(PROVIDED MATERIAL begins)
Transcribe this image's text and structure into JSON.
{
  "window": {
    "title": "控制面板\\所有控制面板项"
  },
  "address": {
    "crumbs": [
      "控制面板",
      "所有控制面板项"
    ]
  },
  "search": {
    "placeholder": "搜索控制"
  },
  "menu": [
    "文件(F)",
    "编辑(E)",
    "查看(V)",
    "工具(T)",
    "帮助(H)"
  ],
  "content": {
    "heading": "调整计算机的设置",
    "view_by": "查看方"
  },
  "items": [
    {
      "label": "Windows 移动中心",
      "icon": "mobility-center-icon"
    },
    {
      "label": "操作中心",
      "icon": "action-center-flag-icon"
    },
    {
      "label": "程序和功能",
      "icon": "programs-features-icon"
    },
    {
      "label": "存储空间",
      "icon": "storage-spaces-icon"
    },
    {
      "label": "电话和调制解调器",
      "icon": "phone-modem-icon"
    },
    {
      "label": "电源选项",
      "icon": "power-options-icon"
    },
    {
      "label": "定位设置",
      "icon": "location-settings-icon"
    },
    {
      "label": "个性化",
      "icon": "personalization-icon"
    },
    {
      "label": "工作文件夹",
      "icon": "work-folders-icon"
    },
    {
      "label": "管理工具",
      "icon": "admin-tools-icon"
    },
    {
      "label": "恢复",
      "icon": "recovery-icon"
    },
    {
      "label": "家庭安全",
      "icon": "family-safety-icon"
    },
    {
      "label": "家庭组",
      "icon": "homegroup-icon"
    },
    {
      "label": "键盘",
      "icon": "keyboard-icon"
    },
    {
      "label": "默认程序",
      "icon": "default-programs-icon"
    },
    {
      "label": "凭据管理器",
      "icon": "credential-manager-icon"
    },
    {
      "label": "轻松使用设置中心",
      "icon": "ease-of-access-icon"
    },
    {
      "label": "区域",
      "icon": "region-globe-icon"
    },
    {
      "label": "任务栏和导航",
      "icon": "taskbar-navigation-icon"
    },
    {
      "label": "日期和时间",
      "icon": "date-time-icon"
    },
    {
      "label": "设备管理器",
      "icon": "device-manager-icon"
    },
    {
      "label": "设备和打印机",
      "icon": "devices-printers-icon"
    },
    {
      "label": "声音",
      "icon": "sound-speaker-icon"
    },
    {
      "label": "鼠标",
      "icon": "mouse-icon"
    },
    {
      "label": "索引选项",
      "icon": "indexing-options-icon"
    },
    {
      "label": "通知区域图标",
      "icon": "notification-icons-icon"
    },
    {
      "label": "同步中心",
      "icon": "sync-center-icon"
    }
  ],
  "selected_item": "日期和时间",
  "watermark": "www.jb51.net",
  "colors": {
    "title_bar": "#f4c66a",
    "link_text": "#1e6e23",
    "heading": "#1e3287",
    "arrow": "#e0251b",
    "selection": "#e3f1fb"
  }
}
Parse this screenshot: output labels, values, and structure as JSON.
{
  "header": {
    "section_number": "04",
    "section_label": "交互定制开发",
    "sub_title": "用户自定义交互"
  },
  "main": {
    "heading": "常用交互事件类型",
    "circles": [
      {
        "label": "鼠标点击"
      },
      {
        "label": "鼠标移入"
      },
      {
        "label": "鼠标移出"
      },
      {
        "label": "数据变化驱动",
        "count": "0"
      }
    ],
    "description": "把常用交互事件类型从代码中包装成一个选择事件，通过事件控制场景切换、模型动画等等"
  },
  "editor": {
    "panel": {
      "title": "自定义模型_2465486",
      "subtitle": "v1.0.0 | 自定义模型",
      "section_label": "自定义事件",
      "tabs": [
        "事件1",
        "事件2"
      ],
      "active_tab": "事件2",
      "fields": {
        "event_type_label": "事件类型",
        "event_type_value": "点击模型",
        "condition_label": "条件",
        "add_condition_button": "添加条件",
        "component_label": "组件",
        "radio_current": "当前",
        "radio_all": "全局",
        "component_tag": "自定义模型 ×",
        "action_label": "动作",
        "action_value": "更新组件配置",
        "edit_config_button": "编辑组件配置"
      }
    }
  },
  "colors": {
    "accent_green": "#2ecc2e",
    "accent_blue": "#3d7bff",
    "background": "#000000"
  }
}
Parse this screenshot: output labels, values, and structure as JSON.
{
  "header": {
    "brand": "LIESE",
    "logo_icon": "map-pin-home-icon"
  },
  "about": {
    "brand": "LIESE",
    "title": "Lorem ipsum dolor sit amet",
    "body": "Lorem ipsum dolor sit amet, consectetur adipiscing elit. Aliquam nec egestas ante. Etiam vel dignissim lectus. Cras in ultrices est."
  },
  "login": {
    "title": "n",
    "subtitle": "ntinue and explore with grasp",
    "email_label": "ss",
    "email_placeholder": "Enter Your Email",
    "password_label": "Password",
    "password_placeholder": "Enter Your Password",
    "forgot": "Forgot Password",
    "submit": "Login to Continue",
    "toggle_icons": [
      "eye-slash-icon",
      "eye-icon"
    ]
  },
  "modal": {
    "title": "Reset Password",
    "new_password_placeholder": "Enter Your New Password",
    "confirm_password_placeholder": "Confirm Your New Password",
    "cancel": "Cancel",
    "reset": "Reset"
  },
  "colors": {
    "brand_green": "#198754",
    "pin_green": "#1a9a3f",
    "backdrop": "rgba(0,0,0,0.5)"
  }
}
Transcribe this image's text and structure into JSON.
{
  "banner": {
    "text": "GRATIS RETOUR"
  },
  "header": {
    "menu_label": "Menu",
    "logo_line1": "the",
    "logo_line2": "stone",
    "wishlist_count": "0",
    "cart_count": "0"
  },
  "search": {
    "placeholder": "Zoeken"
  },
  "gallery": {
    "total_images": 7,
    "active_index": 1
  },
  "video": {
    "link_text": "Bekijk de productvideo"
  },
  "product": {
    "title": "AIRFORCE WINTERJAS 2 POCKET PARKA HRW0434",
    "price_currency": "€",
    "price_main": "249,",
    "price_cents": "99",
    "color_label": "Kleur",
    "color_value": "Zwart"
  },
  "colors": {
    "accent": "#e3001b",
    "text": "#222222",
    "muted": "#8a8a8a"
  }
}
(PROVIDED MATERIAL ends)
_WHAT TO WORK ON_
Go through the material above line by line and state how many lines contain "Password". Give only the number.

_ANSWER TO THE PROBLEM_
6